◆ **Your task**
Copy out all lines in the data below containing the string "button".

··· Records provided

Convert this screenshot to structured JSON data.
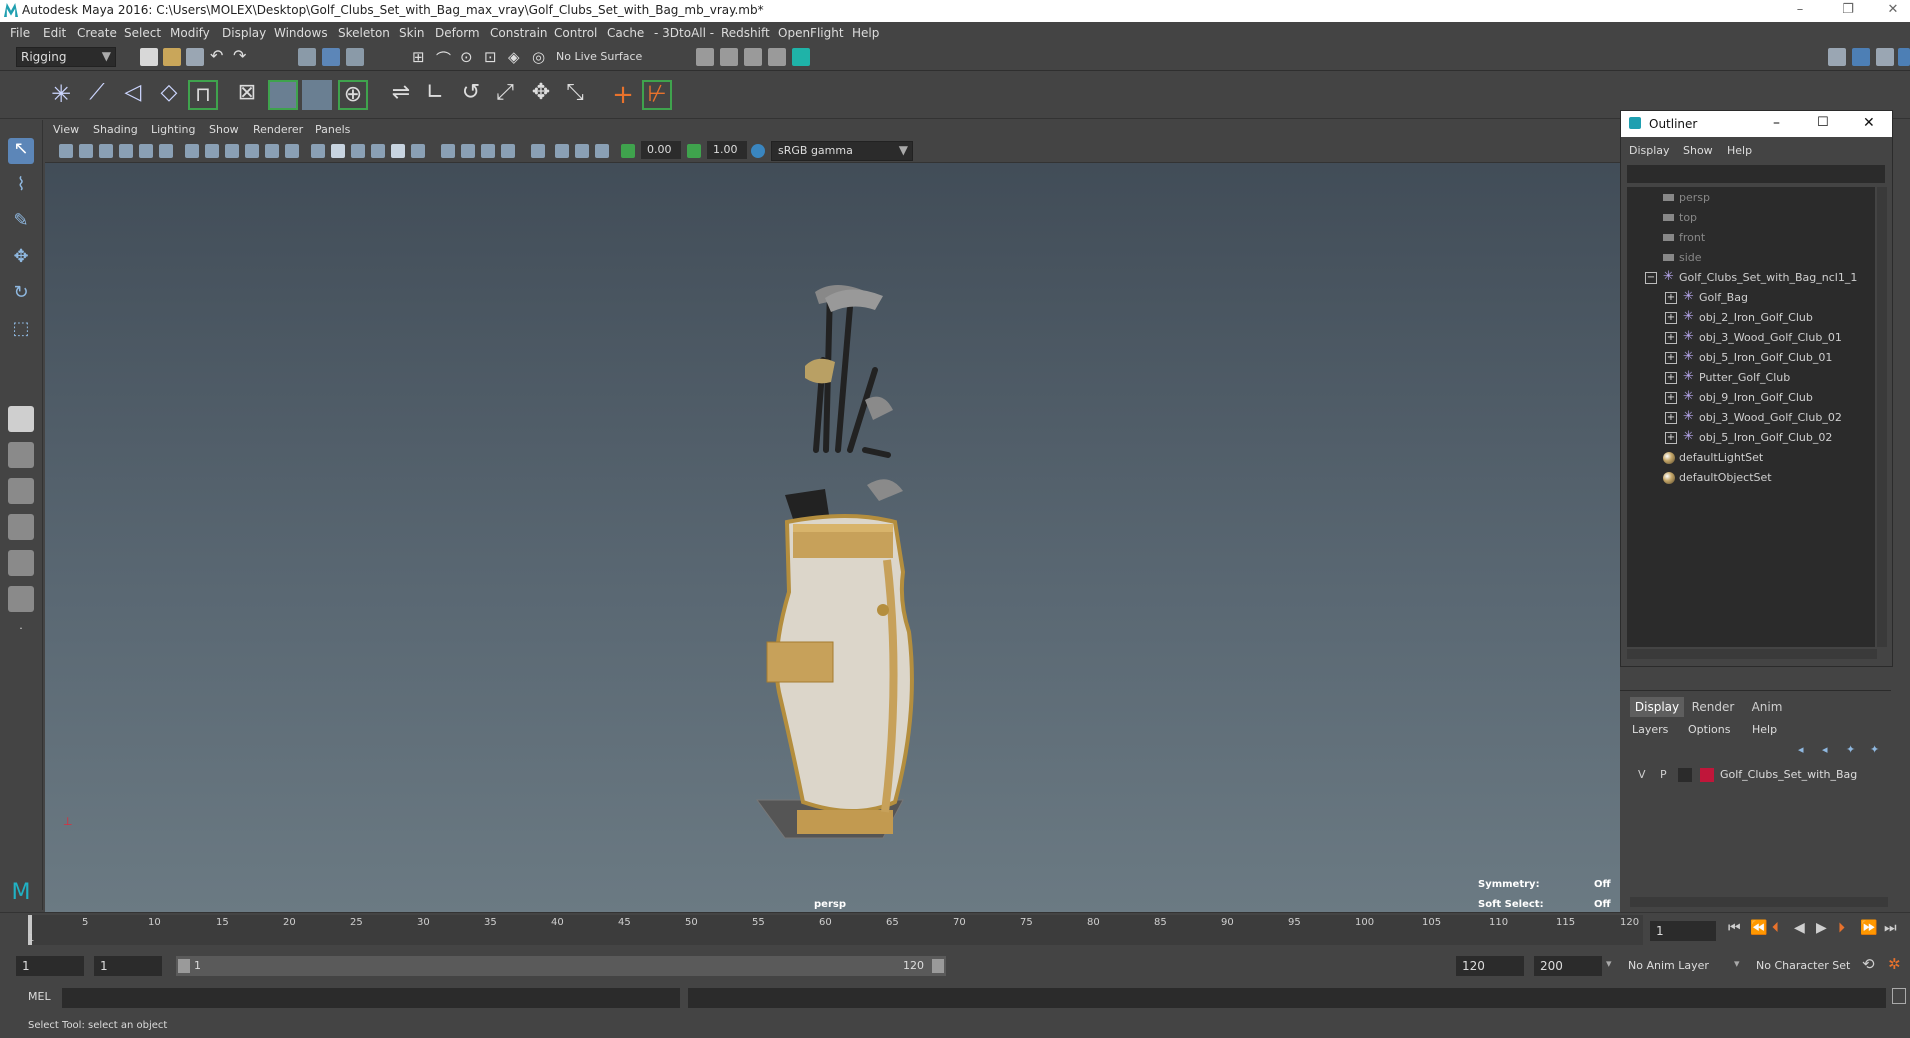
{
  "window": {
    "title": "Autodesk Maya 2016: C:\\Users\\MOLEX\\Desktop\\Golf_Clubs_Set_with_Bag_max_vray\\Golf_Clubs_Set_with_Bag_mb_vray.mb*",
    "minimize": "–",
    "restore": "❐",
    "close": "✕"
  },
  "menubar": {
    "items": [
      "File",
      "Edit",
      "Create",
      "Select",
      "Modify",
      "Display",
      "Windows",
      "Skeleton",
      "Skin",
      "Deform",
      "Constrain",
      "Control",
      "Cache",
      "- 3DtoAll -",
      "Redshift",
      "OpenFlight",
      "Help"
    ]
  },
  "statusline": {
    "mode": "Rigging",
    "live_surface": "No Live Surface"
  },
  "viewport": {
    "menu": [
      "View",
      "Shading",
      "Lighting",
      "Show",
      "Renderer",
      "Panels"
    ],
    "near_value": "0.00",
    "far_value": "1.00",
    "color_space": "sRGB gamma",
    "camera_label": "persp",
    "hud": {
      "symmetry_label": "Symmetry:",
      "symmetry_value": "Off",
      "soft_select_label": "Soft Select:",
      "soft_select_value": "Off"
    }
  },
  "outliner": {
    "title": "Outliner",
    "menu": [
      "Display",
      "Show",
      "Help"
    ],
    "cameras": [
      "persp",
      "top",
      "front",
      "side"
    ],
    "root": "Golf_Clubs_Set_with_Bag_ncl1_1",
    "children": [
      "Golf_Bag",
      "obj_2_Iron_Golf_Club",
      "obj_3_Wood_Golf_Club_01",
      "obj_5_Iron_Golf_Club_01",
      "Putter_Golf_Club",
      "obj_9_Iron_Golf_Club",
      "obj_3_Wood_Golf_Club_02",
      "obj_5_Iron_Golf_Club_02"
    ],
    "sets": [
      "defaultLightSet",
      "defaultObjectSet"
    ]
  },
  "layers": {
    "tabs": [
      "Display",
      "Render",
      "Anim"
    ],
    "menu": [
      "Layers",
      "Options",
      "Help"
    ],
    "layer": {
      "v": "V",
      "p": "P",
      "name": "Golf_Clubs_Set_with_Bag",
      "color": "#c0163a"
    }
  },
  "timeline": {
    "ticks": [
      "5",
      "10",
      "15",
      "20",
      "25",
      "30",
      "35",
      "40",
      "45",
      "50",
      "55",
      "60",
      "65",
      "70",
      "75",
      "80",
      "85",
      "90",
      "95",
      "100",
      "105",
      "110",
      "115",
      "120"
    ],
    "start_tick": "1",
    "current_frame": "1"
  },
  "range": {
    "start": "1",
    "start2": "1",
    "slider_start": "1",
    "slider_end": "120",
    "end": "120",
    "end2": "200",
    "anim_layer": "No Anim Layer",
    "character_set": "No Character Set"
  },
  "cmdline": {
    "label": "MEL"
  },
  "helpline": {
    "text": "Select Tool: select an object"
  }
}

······
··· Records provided

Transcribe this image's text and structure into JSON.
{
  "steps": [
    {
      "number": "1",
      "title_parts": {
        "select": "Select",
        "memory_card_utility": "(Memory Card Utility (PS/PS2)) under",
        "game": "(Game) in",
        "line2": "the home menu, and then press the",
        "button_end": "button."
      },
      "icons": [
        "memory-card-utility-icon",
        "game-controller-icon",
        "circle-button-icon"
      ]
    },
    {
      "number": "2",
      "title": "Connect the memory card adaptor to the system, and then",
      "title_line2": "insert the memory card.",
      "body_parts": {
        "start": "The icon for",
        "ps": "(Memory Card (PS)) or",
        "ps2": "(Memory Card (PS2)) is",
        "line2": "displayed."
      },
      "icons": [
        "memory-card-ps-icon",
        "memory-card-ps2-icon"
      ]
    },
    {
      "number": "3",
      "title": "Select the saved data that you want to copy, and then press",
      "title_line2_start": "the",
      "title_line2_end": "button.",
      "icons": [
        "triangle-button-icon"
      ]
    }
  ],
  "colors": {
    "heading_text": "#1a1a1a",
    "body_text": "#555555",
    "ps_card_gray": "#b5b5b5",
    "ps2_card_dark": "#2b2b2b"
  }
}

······

◆ **Completed task**
        "button_end": "button."
        "circle-button-icon"
      "title_line2_end": "button.",
        "triangle-button-icon"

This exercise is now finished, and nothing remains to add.